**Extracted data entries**
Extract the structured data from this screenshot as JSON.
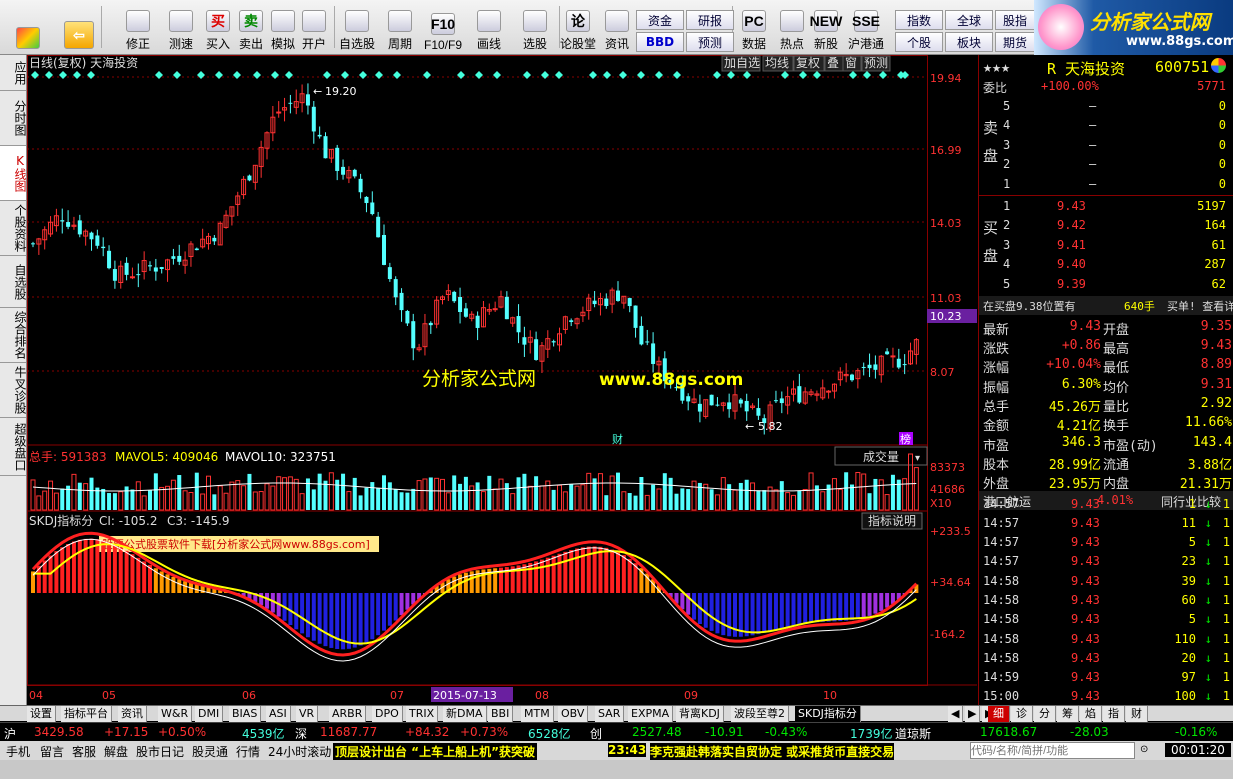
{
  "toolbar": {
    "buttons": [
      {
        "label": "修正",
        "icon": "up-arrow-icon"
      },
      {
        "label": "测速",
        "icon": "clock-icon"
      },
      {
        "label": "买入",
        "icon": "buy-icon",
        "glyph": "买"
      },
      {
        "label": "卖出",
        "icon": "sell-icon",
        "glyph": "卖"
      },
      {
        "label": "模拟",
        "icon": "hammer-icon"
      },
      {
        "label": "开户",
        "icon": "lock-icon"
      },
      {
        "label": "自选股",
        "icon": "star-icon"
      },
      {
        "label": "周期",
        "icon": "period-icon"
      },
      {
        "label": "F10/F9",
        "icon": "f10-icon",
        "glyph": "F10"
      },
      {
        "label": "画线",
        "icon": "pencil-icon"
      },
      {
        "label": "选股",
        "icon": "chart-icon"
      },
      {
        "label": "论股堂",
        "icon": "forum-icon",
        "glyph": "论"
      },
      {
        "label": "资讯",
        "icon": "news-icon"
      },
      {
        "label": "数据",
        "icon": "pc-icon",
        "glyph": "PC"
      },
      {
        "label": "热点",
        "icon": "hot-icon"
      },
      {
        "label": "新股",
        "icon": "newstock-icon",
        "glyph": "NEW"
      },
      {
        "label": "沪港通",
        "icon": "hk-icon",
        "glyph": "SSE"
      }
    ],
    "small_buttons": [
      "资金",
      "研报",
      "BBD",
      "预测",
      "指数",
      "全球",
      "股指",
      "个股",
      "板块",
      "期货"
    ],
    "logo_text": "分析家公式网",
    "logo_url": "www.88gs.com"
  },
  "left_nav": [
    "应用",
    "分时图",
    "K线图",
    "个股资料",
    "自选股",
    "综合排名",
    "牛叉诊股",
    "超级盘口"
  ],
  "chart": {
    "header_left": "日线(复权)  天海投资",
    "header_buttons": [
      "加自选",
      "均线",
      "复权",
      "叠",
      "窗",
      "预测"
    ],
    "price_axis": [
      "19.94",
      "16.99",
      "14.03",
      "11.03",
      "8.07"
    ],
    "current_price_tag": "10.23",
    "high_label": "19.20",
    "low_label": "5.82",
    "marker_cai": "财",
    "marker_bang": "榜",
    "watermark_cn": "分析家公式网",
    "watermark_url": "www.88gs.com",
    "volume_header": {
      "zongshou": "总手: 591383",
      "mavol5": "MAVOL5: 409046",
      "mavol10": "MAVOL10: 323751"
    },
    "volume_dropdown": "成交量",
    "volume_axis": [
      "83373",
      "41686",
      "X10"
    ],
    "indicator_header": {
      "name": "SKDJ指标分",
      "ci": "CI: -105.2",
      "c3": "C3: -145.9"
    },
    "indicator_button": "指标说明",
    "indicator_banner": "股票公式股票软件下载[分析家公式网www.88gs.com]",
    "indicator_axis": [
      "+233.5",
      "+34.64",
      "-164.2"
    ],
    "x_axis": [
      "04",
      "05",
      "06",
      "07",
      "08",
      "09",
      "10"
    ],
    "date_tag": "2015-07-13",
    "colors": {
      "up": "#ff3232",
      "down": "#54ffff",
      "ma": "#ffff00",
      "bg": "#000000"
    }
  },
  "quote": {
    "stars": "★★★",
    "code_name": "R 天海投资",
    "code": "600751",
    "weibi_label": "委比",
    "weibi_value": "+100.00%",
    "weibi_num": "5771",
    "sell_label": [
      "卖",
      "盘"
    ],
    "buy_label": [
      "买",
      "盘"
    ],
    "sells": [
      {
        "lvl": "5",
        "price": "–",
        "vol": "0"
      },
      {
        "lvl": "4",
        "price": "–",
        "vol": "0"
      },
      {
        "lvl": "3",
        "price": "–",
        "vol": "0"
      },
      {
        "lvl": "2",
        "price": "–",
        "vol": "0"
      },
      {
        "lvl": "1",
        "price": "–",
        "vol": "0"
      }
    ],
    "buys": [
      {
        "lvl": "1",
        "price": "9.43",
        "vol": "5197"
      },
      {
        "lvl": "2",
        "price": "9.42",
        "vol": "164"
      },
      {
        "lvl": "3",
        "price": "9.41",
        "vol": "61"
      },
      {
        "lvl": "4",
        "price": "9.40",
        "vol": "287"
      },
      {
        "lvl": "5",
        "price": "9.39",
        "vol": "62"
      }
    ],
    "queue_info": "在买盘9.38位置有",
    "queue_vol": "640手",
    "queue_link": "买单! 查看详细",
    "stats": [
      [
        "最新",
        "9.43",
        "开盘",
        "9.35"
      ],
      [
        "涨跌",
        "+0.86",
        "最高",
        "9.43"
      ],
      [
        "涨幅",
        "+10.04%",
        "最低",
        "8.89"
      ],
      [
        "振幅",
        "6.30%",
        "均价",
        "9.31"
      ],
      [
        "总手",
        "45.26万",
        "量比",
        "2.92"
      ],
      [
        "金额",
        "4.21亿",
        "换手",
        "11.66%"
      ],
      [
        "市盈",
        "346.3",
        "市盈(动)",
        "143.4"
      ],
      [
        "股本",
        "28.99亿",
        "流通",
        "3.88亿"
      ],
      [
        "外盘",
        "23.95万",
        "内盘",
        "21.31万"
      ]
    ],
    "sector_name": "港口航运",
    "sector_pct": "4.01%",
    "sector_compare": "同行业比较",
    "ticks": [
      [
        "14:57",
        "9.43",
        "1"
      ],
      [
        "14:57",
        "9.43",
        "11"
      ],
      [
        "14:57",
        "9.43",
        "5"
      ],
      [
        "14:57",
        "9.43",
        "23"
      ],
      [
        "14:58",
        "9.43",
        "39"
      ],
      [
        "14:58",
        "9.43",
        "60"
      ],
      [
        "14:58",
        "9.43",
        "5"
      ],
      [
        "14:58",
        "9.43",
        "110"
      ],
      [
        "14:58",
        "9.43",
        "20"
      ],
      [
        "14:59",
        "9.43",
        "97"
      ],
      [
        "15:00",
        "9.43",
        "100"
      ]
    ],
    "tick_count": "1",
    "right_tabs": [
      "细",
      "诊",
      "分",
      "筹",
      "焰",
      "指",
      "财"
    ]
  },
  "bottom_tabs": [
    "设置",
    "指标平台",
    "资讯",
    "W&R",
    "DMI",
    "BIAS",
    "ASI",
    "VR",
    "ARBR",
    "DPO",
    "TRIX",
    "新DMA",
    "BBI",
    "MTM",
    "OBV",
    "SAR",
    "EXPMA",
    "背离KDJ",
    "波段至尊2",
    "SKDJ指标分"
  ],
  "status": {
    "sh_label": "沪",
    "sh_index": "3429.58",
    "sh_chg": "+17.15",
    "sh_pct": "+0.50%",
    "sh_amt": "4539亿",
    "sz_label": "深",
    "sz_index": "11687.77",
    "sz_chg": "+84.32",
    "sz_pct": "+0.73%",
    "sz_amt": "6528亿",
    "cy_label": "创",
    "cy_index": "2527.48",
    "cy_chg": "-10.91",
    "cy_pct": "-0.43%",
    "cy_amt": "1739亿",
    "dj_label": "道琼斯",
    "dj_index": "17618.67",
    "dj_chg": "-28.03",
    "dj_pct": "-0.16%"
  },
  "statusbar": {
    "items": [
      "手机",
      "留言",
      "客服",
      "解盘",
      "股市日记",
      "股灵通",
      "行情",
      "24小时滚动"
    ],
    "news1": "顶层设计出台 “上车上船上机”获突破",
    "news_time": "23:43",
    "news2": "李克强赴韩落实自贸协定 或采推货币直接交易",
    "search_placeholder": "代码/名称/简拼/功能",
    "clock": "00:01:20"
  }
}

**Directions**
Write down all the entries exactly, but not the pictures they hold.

**Task solution**
Extract the structured data from this screenshot as JSON.
{
  "toolbar": {
    "buttons": [
      {
        "label": "修正",
        "icon": "up-arrow-icon"
      },
      {
        "label": "测速",
        "icon": "clock-icon"
      },
      {
        "label": "买入",
        "icon": "buy-icon",
        "glyph": "买"
      },
      {
        "label": "卖出",
        "icon": "sell-icon",
        "glyph": "卖"
      },
      {
        "label": "模拟",
        "icon": "hammer-icon"
      },
      {
        "label": "开户",
        "icon": "lock-icon"
      },
      {
        "label": "自选股",
        "icon": "star-icon"
      },
      {
        "label": "周期",
        "icon": "period-icon"
      },
      {
        "label": "F10/F9",
        "icon": "f10-icon",
        "glyph": "F10"
      },
      {
        "label": "画线",
        "icon": "pencil-icon"
      },
      {
        "label": "选股",
        "icon": "chart-icon"
      },
      {
        "label": "论股堂",
        "icon": "forum-icon",
        "glyph": "论"
      },
      {
        "label": "资讯",
        "icon": "news-icon"
      },
      {
        "label": "数据",
        "icon": "pc-icon",
        "glyph": "PC"
      },
      {
        "label": "热点",
        "icon": "hot-icon"
      },
      {
        "label": "新股",
        "icon": "newstock-icon",
        "glyph": "NEW"
      },
      {
        "label": "沪港通",
        "icon": "hk-icon",
        "glyph": "SSE"
      }
    ],
    "small_buttons": [
      "资金",
      "研报",
      "BBD",
      "预测",
      "指数",
      "全球",
      "股指",
      "个股",
      "板块",
      "期货"
    ],
    "logo_text": "分析家公式网",
    "logo_url": "www.88gs.com"
  },
  "left_nav": [
    "应用",
    "分时图",
    "K线图",
    "个股资料",
    "自选股",
    "综合排名",
    "牛叉诊股",
    "超级盘口"
  ],
  "chart": {
    "header_left": "日线(复权)  天海投资",
    "header_buttons": [
      "加自选",
      "均线",
      "复权",
      "叠",
      "窗",
      "预测"
    ],
    "price_axis": [
      "19.94",
      "16.99",
      "14.03",
      "11.03",
      "8.07"
    ],
    "current_price_tag": "10.23",
    "high_label": "19.20",
    "low_label": "5.82",
    "marker_cai": "财",
    "marker_bang": "榜",
    "watermark_cn": "分析家公式网",
    "watermark_url": "www.88gs.com",
    "volume_header": {
      "zongshou": "总手: 591383",
      "mavol5": "MAVOL5: 409046",
      "mavol10": "MAVOL10: 323751"
    },
    "volume_dropdown": "成交量",
    "volume_axis": [
      "83373",
      "41686",
      "X10"
    ],
    "indicator_header": {
      "name": "SKDJ指标分",
      "ci": "CI: -105.2",
      "c3": "C3: -145.9"
    },
    "indicator_button": "指标说明",
    "indicator_banner": "股票公式股票软件下载[分析家公式网www.88gs.com]",
    "indicator_axis": [
      "+233.5",
      "+34.64",
      "-164.2"
    ],
    "x_axis": [
      "04",
      "05",
      "06",
      "07",
      "08",
      "09",
      "10"
    ],
    "date_tag": "2015-07-13",
    "colors": {
      "up": "#ff3232",
      "down": "#54ffff",
      "ma": "#ffff00",
      "bg": "#000000"
    }
  },
  "quote": {
    "stars": "★★★",
    "code_name": "R 天海投资",
    "code": "600751",
    "weibi_label": "委比",
    "weibi_value": "+100.00%",
    "weibi_num": "5771",
    "sell_label": [
      "卖",
      "盘"
    ],
    "buy_label": [
      "买",
      "盘"
    ],
    "sells": [
      {
        "lvl": "5",
        "price": "–",
        "vol": "0"
      },
      {
        "lvl": "4",
        "price": "–",
        "vol": "0"
      },
      {
        "lvl": "3",
        "price": "–",
        "vol": "0"
      },
      {
        "lvl": "2",
        "price": "–",
        "vol": "0"
      },
      {
        "lvl": "1",
        "price": "–",
        "vol": "0"
      }
    ],
    "buys": [
      {
        "lvl": "1",
        "price": "9.43",
        "vol": "5197"
      },
      {
        "lvl": "2",
        "price": "9.42",
        "vol": "164"
      },
      {
        "lvl": "3",
        "price": "9.41",
        "vol": "61"
      },
      {
        "lvl": "4",
        "price": "9.40",
        "vol": "287"
      },
      {
        "lvl": "5",
        "price": "9.39",
        "vol": "62"
      }
    ],
    "queue_info": "在买盘9.38位置有",
    "queue_vol": "640手",
    "queue_link": "买单! 查看详细",
    "stats": [
      [
        "最新",
        "9.43",
        "开盘",
        "9.35"
      ],
      [
        "涨跌",
        "+0.86",
        "最高",
        "9.43"
      ],
      [
        "涨幅",
        "+10.04%",
        "最低",
        "8.89"
      ],
      [
        "振幅",
        "6.30%",
        "均价",
        "9.31"
      ],
      [
        "总手",
        "45.26万",
        "量比",
        "2.92"
      ],
      [
        "金额",
        "4.21亿",
        "换手",
        "11.66%"
      ],
      [
        "市盈",
        "346.3",
        "市盈(动)",
        "143.4"
      ],
      [
        "股本",
        "28.99亿",
        "流通",
        "3.88亿"
      ],
      [
        "外盘",
        "23.95万",
        "内盘",
        "21.31万"
      ]
    ],
    "sector_name": "港口航运",
    "sector_pct": "4.01%",
    "sector_compare": "同行业比较",
    "ticks": [
      [
        "14:57",
        "9.43",
        "1"
      ],
      [
        "14:57",
        "9.43",
        "11"
      ],
      [
        "14:57",
        "9.43",
        "5"
      ],
      [
        "14:57",
        "9.43",
        "23"
      ],
      [
        "14:58",
        "9.43",
        "39"
      ],
      [
        "14:58",
        "9.43",
        "60"
      ],
      [
        "14:58",
        "9.43",
        "5"
      ],
      [
        "14:58",
        "9.43",
        "110"
      ],
      [
        "14:58",
        "9.43",
        "20"
      ],
      [
        "14:59",
        "9.43",
        "97"
      ],
      [
        "15:00",
        "9.43",
        "100"
      ]
    ],
    "tick_count": "1",
    "right_tabs": [
      "细",
      "诊",
      "分",
      "筹",
      "焰",
      "指",
      "财"
    ]
  },
  "bottom_tabs": [
    "设置",
    "指标平台",
    "资讯",
    "W&R",
    "DMI",
    "BIAS",
    "ASI",
    "VR",
    "ARBR",
    "DPO",
    "TRIX",
    "新DMA",
    "BBI",
    "MTM",
    "OBV",
    "SAR",
    "EXPMA",
    "背离KDJ",
    "波段至尊2",
    "SKDJ指标分"
  ],
  "status": {
    "sh_label": "沪",
    "sh_index": "3429.58",
    "sh_chg": "+17.15",
    "sh_pct": "+0.50%",
    "sh_amt": "4539亿",
    "sz_label": "深",
    "sz_index": "11687.77",
    "sz_chg": "+84.32",
    "sz_pct": "+0.73%",
    "sz_amt": "6528亿",
    "cy_label": "创",
    "cy_index": "2527.48",
    "cy_chg": "-10.91",
    "cy_pct": "-0.43%",
    "cy_amt": "1739亿",
    "dj_label": "道琼斯",
    "dj_index": "17618.67",
    "dj_chg": "-28.03",
    "dj_pct": "-0.16%"
  },
  "statusbar": {
    "items": [
      "手机",
      "留言",
      "客服",
      "解盘",
      "股市日记",
      "股灵通",
      "行情",
      "24小时滚动"
    ],
    "news1": "顶层设计出台 “上车上船上机”获突破",
    "news_time": "23:43",
    "news2": "李克强赴韩落实自贸协定 或采推货币直接交易",
    "search_placeholder": "代码/名称/简拼/功能",
    "clock": "00:01:20"
  }
}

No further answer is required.